Record Type: Non-Journal
Publication Date: 1997
Pages: 21
Abstractor: N/A
Reference Count: N/A
The Effects of Observational Learning on Preschoolers' Alphabet Knowledge.
Horner, Sherri L.
This study examined the effects of observational learning on preschoolers' attention to print, use of a questioning technique, and knowledge of the alphabet. Participating were 13 boys and 13 girls from a day care center at a community college, with a mean age of 4.3 years. Children were randomly assigned to one of three training conditions, each comprised of a 4.5-minute videotaped sequence of an adult reading to a model child from a project-developed alphabet book. They were: (1) picture-focused videotape, in which the model child asked a question about the picture; (2) print-focused videotape, in which the child pointed to the print and asked a question about it; and (3) no-questions videotape, in which the child listened to the adult without speaking.
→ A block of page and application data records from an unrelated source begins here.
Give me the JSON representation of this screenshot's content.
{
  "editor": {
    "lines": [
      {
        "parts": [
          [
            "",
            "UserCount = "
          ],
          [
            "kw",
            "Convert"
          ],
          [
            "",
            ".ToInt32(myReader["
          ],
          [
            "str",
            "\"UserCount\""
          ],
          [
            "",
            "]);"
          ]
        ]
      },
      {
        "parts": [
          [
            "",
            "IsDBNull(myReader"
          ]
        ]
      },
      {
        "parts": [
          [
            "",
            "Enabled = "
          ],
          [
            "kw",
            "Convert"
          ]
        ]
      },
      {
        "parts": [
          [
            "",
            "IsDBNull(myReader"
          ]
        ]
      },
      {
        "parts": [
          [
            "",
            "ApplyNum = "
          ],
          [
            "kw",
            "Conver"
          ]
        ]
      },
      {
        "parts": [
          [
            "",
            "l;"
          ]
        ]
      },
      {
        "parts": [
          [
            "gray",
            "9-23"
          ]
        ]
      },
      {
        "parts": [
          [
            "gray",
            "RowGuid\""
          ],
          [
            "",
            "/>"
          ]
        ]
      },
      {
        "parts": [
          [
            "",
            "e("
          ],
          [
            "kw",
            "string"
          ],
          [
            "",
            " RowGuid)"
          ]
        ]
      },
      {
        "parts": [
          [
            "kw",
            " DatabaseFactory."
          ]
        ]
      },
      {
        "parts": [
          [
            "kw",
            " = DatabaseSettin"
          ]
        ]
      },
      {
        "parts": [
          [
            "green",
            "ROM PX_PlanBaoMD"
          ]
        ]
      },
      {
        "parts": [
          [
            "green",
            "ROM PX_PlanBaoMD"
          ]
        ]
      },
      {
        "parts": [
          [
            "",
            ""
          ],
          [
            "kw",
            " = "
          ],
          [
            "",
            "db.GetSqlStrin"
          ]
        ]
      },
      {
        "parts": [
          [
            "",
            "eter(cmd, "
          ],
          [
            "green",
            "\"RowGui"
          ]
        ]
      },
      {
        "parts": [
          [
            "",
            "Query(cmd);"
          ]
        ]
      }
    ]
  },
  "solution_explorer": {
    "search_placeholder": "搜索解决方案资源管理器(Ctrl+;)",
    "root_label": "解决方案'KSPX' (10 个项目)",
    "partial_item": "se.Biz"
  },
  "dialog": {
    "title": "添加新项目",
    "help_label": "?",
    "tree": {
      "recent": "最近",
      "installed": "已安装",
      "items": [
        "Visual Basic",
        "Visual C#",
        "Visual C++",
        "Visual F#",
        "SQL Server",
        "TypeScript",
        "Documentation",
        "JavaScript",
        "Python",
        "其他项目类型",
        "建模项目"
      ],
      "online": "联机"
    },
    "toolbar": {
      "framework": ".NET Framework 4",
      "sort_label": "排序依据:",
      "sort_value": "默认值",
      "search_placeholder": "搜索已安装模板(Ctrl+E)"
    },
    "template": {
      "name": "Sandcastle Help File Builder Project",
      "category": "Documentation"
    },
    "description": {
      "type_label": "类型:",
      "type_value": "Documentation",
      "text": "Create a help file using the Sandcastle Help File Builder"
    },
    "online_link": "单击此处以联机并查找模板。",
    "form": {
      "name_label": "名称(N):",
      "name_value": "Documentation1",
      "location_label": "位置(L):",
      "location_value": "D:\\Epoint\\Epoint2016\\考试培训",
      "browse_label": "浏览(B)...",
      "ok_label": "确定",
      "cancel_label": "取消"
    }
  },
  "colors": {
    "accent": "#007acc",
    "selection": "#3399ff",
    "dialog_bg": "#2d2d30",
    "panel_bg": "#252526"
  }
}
After viewing the videotapes, children were read an alphabet book and their behavior observed. Pre- and posttests were also given on knowledge of the alphabet and print concepts. Results indicated that children who viewed a child model ask questions about the print in an alphabet book attended to the print more than children in the other groups. Although not statistically significant, children who observed a child model use a questioning technique asked more questions than children who observed a silent model. Preschoolers who focused on the print at least once showed larger pre-post gains on an uppercase letter naming task than preschoolers who did not focus on the print at all. Although not statistically significant, the children who imitated the model had slightly more letter and print concept knowledge before viewing the videotapes. (Contains 21 references.) (KDFB)
Publication Type: Reports - Research; Speeches/Meeting Papers
Education Level: N/A
Audience: N/A
Language: English
Sponsor: N/A
Authoring Institution: N/A